1. How Can You Define an Equation of a Plane in Vector Form?

A vector in-plane is a line that is going from point A to point B in a plane. Every vector has its length, which is called magnitude and a direction. In addition to this, if you want to write down the length of a vector, you need to write it in this way. Likewise, no vector in the world can have a negative value, so if your equation of a plane in vector form is coming out to be negative, you need to recheck your answer again.
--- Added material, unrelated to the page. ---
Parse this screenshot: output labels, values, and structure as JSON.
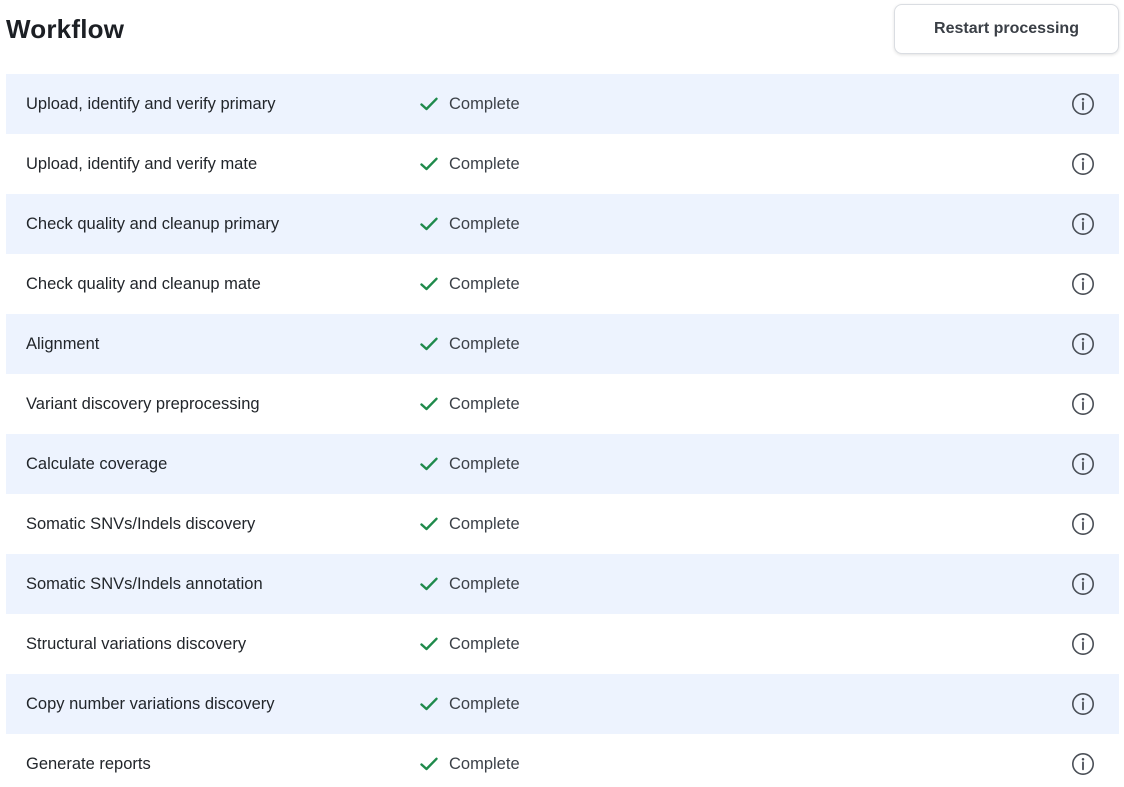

Vector’s magnitude will always remain positive or in the worst case it can be zero, but it can’t get any lower.

2. What is Meant by 3D Geometry, and How is it Different From 2D Geometry?

The three points can define any plane in a given space, and these three points are not present in the same line. With the help of 3d geometry, you can find out what the object will look like when it is present in the real world.

On the other hand, in 2D geometry, you can’t put in the volumetric approach to apply your data acquisition in real-world scenarios. Some of the common shapes you can find in 2D geometry are circle, square, rectangle, and triangle. Shapes that take the full advantage of 3D geometry are cubes, cylinders, cones, etc.